Information given: Begin
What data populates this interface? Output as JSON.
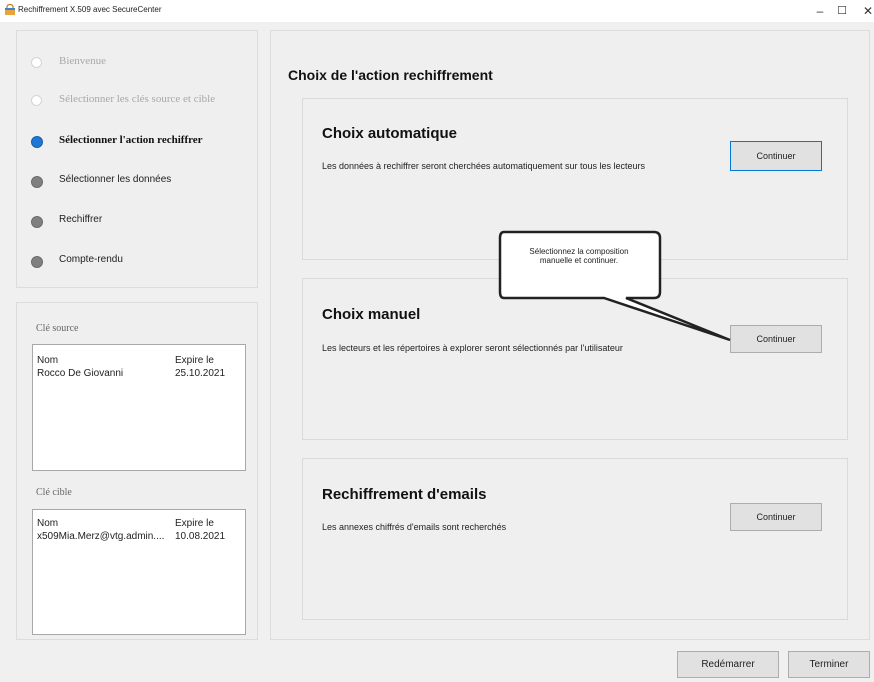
{
  "window": {
    "title": "Rechiffrement X.509 avec SecureCenter",
    "controls": {
      "minimize": "–",
      "maximize": "☐",
      "close": "✕"
    }
  },
  "steps": [
    {
      "label": "Bienvenue",
      "state": "inactive"
    },
    {
      "label": "Sélectionner les clés source et cible",
      "state": "inactive"
    },
    {
      "label": "Sélectionner l'action rechiffrer",
      "state": "current"
    },
    {
      "label": "Sélectionner les données",
      "state": "pending"
    },
    {
      "label": "Rechiffrer",
      "state": "pending"
    },
    {
      "label": "Compte-rendu",
      "state": "pending"
    }
  ],
  "source_key": {
    "label": "Clé source",
    "columns": [
      "Nom",
      "Expire le"
    ],
    "rows": [
      {
        "name": "Rocco De Giovanni",
        "expires": "25.10.2021"
      }
    ]
  },
  "target_key": {
    "label": "Clé cible",
    "columns": [
      "Nom",
      "Expire le"
    ],
    "rows": [
      {
        "name": "x509Mia.Merz@vtg.admin....",
        "expires": "10.08.2021"
      }
    ]
  },
  "main": {
    "heading": "Choix de l'action rechiffrement",
    "actions": [
      {
        "title": "Choix automatique",
        "description": "Les données à rechiffrer seront cherchées automatiquement sur tous les lecteurs",
        "button": "Continuer"
      },
      {
        "title": "Choix manuel",
        "description": "Les lecteurs et les répertoires à explorer seront sélectionnés par l'utilisateur",
        "button": "Continuer"
      },
      {
        "title": "Rechiffrement d'emails",
        "description": "Les annexes chiffrés d'emails sont recherchés",
        "button": "Continuer"
      }
    ]
  },
  "callout": {
    "text": "Sélectionnez la composition manuelle et continuer."
  },
  "footer": {
    "restart": "Redémarrer",
    "finish": "Terminer"
  },
  "colors": {
    "current_step": "#1c78d4",
    "pending_step": "#808080",
    "inactive_step": "#d4d4d4",
    "focus_border": "#0078d7"
  },
  "icons": {
    "app": "app-lock-icon"
  }
}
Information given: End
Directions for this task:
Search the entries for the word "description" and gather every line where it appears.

Task answer:
        "description": "Les données à rechiffrer seront cherchées automatiquement sur tous les lecteurs",
        "description": "Les lecteurs et les répertoires à explorer seront sélectionnés par l'utilisateur",
        "description": "Les annexes chiffrés d'emails sont recherchés",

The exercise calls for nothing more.